Line in park at food distribution

The Crisis that Changed Us

Unrest swept across the Twin Cities in the days following the killing of George Floyd, leaving the communities hardest hit by COVID with damaged or shuttered grocery stores. Second Harvest Heartland leadership was there from the beginning, calling our partners in affected neighborhoods to ask how we could help.

Water, milk, diapers, formula, hygiene products and cleaning supplies were in short supply and the need was dire. We know how to source and deliver food, but some of these essential items were new territory, so our next round of calls was to our retail and corporate partners. Target Corporation immediately offered water, toilet paper and hygiene products, while Blue Cross Blue Shield provided funding for baby formula. Next, we quickly turned our attention to mass food distributions coordinated with the cities of Minneapolis and St. Paul.
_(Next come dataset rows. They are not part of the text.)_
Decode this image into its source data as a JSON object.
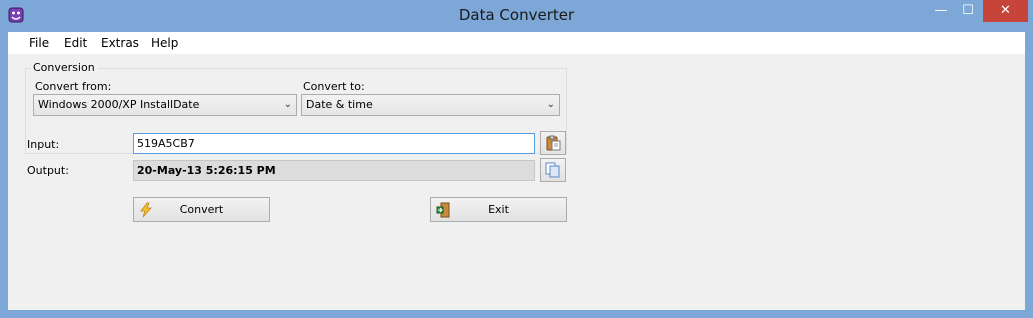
{
  "window": {
    "title": "Data Converter",
    "controls": {
      "minimize": "—",
      "maximize": "☐",
      "close": "✕"
    }
  },
  "menu": {
    "items": [
      "File",
      "Edit",
      "Extras",
      "Help"
    ]
  },
  "conversion": {
    "group_title": "Conversion",
    "from_label": "Convert from:",
    "from_value": "Windows 2000/XP InstallDate",
    "to_label": "Convert to:",
    "to_value": "Date & time"
  },
  "input": {
    "label": "Input:",
    "value": "519A5CB7"
  },
  "output": {
    "label": "Output:",
    "value": "20-May-13 5:26:15 PM"
  },
  "buttons": {
    "convert": "Convert",
    "exit": "Exit"
  },
  "icons": {
    "app": "app-icon",
    "paste": "paste-icon",
    "copy": "copy-icon",
    "convert": "lightning-icon",
    "exit": "exit-door-icon"
  },
  "colors": {
    "titlebar": "#7ca7d6",
    "close": "#c7443a",
    "focus_border": "#569de5"
  }
}
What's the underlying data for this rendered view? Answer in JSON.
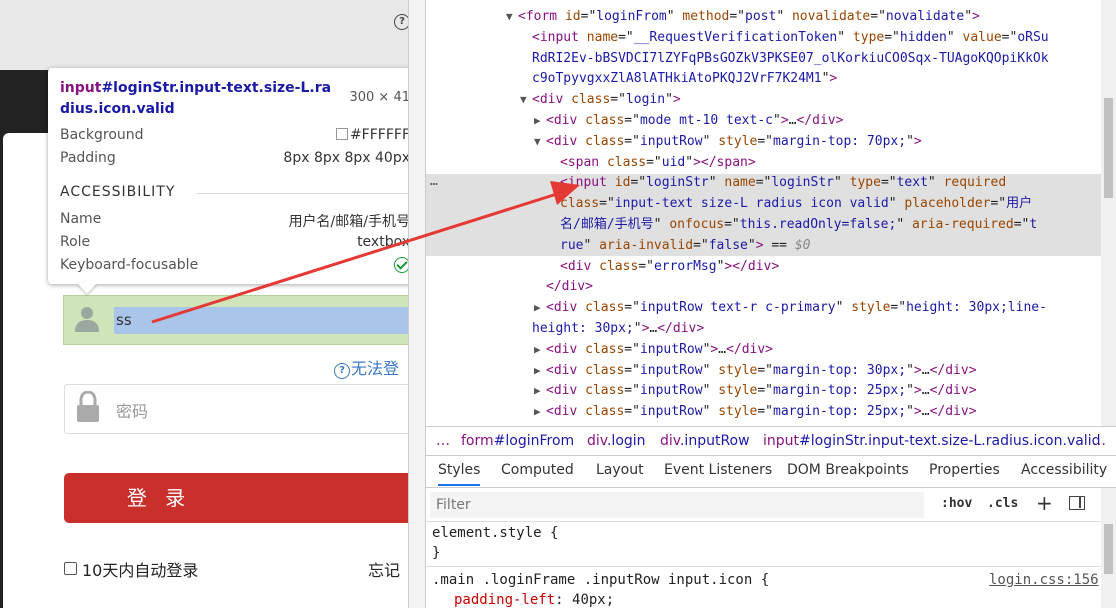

Emergency grocery pop-ups were organized at Holy Trinity Church, Powderhorn Park and Hiawatha Leadership Academy.

By Monday morning of June 1, amid sustained unrest, we had distributed a pallet of formula, nine truckloads of emergency food boxes and fresh produce, newly sourced essentials and 1,600 hot meals from our Minnesota Central Kitchen initiative partners.

Our team of 19 drivers made those deliveries possible. Driver Juan Morales joined Second Harvest Heartland just days before the pandemic took hold. Juan’s daily routes take him to Willmar, Ivanhoe, Mankato and spots in-between. Spots, following the uprisings, like the Kmart parking lot on Lake Street. “In the days following the unrest, you’d arrive at an address, but it didn’t seem right. You’d call the customer from a random parking lot, and there they’d show up.” Sometimes it was canopies or tents, alleyways, parks and parking lots. Whatever the inventory, wherever the drop location, Juan and the team delivered.

Juan Morales

We now work to consistently stock essentials like diapers, formula and personal hygiene products. And we’ve learned how to listen to a community in crisis, source what’s needed and dispatch it safely to where it’s needed most. We hope we’re overprepared. What we know for sure is that no level of change or hardship should leave us hungry in the heartland, where there’s plenty of food to go around.